◆ **EXERCISE AIM**
Show each line of the listing in which the word "icon" occurs.

◆ **DATASET RECORDS**

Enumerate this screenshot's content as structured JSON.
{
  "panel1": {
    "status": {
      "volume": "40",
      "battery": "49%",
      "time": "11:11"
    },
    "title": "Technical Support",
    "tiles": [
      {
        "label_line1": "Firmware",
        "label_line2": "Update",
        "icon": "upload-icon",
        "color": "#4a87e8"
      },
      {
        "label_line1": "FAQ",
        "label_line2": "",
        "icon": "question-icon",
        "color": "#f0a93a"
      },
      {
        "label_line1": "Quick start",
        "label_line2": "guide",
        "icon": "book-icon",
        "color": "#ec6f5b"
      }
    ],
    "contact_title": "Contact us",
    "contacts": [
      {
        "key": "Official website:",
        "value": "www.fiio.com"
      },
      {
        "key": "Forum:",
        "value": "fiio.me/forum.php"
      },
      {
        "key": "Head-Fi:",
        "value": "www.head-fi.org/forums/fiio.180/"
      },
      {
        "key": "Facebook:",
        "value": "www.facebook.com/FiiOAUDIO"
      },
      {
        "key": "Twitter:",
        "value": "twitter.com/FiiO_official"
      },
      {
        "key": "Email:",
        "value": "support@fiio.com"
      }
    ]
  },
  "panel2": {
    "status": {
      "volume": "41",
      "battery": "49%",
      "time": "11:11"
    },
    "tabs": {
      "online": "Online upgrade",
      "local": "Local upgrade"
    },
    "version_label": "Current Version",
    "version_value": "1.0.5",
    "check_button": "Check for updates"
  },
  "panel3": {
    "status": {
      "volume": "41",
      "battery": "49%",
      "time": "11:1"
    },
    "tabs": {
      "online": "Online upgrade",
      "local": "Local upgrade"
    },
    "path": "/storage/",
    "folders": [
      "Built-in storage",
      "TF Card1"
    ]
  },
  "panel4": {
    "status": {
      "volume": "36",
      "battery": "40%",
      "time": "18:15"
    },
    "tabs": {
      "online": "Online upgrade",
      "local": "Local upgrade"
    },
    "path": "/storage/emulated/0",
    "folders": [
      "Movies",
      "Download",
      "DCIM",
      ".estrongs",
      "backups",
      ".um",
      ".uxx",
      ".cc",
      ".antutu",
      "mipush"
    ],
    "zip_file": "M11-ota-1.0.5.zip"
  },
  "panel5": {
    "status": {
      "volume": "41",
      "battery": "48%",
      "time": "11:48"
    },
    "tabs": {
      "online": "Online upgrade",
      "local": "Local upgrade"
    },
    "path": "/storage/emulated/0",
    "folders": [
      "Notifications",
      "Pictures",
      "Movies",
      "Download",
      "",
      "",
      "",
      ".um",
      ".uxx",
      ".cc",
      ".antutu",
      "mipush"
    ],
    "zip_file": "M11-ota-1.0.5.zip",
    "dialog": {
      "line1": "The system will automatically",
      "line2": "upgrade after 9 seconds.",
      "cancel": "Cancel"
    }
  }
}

◆ **ANSWER FOR THE TASK**
        "icon": "upload-icon",
        "icon": "question-icon",
        "icon": "book-icon",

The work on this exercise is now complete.